Problem to work on:
The word "JSON" may appear in lines of the data; say how many such lines there are, with nothing beyond the number.

Given records Start Marker

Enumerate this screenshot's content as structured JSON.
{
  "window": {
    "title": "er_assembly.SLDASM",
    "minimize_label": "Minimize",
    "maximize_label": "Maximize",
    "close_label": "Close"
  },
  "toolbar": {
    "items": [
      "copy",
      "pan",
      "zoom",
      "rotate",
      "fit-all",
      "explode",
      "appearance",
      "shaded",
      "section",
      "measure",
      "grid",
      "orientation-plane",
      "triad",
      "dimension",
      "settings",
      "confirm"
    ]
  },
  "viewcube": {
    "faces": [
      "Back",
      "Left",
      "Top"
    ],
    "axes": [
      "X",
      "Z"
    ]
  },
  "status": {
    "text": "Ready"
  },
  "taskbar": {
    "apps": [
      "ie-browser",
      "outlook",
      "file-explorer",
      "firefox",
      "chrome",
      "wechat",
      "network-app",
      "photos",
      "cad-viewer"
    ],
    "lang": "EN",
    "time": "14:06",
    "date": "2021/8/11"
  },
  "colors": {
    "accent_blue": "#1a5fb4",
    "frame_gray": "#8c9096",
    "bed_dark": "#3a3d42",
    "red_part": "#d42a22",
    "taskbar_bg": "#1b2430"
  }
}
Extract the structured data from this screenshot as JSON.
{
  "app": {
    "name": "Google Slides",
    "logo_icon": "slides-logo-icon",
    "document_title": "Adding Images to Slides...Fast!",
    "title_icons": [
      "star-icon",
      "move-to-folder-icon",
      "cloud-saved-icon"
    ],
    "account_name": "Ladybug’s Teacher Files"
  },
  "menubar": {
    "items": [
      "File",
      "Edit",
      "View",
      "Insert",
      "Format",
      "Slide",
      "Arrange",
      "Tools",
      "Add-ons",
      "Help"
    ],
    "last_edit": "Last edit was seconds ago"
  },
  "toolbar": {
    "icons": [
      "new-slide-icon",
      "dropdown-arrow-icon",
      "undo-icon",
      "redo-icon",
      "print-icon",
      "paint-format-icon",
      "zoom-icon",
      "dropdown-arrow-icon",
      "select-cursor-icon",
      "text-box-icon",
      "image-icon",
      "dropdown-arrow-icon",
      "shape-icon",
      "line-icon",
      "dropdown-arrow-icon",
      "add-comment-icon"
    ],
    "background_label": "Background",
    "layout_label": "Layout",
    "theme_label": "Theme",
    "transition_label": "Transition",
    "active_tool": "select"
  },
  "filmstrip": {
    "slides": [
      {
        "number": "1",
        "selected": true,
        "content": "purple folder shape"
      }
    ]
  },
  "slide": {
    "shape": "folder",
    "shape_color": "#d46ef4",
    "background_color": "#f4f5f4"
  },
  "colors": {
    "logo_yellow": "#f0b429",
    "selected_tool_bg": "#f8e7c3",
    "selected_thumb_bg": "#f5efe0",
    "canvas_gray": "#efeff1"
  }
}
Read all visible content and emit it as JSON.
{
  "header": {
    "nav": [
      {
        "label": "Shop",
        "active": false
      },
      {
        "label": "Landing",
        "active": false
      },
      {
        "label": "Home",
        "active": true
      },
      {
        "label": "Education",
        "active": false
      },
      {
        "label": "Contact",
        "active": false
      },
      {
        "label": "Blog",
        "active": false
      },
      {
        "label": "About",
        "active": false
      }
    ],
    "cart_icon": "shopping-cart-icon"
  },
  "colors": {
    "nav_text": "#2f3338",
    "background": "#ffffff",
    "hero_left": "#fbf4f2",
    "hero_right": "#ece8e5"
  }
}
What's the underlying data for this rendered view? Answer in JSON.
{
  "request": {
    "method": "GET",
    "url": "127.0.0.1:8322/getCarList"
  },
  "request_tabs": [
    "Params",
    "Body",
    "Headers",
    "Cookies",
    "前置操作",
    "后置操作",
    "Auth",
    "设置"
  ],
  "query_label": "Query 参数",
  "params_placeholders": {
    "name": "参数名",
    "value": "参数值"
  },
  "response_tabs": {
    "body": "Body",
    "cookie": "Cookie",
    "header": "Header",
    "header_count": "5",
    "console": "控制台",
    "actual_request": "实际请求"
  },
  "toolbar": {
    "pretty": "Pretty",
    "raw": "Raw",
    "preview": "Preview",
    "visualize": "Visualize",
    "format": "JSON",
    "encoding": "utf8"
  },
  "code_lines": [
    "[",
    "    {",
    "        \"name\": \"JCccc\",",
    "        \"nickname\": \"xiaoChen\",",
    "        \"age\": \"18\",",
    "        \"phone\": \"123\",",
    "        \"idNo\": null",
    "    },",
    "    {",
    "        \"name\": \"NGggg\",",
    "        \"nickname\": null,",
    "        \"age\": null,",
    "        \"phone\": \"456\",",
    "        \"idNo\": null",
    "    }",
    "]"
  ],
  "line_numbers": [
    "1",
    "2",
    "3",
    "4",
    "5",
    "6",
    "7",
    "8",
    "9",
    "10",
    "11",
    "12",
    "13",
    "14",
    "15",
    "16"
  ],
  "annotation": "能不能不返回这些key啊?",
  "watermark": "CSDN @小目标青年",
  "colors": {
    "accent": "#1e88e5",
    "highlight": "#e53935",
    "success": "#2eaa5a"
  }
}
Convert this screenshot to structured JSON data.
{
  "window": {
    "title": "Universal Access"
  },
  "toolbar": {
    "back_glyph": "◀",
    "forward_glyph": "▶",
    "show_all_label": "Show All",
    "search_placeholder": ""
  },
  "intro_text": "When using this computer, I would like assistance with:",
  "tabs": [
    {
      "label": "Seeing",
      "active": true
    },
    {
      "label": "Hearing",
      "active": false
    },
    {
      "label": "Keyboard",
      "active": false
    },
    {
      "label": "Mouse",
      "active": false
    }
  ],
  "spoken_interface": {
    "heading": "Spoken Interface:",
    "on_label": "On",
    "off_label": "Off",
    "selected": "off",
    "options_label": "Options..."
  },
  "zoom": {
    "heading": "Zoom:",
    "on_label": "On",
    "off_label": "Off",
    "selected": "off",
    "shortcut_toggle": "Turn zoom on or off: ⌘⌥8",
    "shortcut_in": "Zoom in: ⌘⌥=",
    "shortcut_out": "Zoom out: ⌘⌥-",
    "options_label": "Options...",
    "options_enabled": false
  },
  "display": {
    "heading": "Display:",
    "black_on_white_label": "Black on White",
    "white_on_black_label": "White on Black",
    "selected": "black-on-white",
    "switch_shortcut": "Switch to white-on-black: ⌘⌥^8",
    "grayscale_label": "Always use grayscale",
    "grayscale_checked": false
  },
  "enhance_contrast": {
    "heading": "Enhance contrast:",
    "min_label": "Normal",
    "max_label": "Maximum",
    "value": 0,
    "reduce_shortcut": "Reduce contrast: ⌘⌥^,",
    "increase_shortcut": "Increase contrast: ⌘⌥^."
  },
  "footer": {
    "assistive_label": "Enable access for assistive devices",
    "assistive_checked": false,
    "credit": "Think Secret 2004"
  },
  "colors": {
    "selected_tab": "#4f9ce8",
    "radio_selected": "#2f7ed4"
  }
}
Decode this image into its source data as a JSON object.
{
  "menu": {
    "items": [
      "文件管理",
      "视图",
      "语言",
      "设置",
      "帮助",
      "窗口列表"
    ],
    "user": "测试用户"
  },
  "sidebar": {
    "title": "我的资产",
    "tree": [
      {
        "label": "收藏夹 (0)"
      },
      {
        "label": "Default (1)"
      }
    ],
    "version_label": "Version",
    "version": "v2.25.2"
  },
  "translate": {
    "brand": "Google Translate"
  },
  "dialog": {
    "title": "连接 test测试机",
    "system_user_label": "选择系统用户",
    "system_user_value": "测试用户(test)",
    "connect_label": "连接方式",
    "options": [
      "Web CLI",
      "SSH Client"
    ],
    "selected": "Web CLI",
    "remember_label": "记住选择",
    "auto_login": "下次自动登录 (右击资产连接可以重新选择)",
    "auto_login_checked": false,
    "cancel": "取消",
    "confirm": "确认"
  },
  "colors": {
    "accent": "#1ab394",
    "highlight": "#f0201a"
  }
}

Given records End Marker

Reply:
7